From these results we can make the observation that when exercising aerobically blood glucose levels reduce during the exercise, when participating in resistance exercises blood glucose reduces, but not by as much as when exercising aerobically. 60min post aerobic exercise glucose levels increase, however there is no significant change to glucose levels post resistance exercise. This has an impact on what food diabetics consume post exercise, and how long post exercise before they begin to have stable glucose levels.

Key FindingsEdit

  • Resistance exercise lowered blood glucose levels.
  • Aerobic exercise lowered blood glucose levels more than resistance exercises.
  • Within an hour after aerobic exercise blood glucose levels increase
  • There was no significant change to blood glucose levels within an hour post resistance exercise
  • Less carbohydrate supplementation was required during resistance exercise compared to aerobic exercise.
  • It remains unclear if resistance or aerobic exercise is directly beneficial for glycemic control.

Research ConclusionsEdit

From the findings of this study we can conclude that trained individuals with type 1 diabetes may experience more stable glucose levels during and after resistance exercise, compared to aerobic exercise.
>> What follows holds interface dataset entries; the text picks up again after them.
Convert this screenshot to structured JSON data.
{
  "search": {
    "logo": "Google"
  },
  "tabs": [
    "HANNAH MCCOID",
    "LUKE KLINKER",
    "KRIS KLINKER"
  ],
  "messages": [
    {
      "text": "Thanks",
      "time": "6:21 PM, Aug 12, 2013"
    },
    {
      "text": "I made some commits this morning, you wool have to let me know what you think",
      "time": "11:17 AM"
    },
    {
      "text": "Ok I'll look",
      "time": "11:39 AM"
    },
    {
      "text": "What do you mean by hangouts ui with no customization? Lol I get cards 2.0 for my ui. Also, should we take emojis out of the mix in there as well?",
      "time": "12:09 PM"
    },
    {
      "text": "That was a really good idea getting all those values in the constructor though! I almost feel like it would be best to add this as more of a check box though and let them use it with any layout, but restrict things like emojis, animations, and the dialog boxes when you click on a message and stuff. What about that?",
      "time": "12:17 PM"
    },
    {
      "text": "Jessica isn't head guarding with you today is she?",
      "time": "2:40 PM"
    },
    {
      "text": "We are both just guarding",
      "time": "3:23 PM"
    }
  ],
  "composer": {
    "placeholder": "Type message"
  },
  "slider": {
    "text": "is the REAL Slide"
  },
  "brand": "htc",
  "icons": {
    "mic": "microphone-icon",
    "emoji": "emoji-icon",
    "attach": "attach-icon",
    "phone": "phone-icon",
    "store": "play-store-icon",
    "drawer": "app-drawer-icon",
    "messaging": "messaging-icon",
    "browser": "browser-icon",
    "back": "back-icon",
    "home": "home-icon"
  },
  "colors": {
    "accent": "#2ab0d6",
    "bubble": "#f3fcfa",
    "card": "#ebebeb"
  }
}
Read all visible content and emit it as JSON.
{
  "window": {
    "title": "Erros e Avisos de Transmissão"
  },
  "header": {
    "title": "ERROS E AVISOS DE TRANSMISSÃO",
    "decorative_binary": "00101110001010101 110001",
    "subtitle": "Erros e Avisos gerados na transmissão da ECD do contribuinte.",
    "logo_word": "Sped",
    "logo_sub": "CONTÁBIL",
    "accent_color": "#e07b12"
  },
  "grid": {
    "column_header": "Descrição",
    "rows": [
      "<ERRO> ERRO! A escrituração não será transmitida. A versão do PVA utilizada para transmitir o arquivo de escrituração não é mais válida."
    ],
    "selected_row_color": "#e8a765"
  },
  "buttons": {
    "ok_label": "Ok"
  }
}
The results from the study suggest that there needs to be more effective protocols for type 1 diabetics when exercising.

Research ImplicationsEdit

Larger samples sizes need to be examined for a longer period of time before any clear conclusions can be made. The idea that a particular type of exercise can vary blood glucose less during and post exercise is one that has potential to help many who suffer form type 1 diabetes. It is important to remember that each diabetic reacts differently to exercise, depending on their previous conditioning, and to glucose. When participating in exercise it is important for type 1 diabetics to monitor their glucose intake and insulin levels and learn how they react to different stimulus.

Further readingEdit

  1. [1], Diabetes Australia.
  2. [2], Diabetes Australia.
  3. [3], Diabetes Care.
  4. [4], Type 1 Diabetes.
  5. [5], Diabetes Australia.
  6. [6], Diabetes Australia.
  7. [7] Care of Children and Adolescents with type 1 Diabetes.
  8. [8] Care of Children and Adolescents with type 1 Diabetes.
  9. [9], Resistance versus Aerobic Exercise - Acute effects on glycemic in type 1 diabetes
  10. [10] Medtronic - What is a CGM?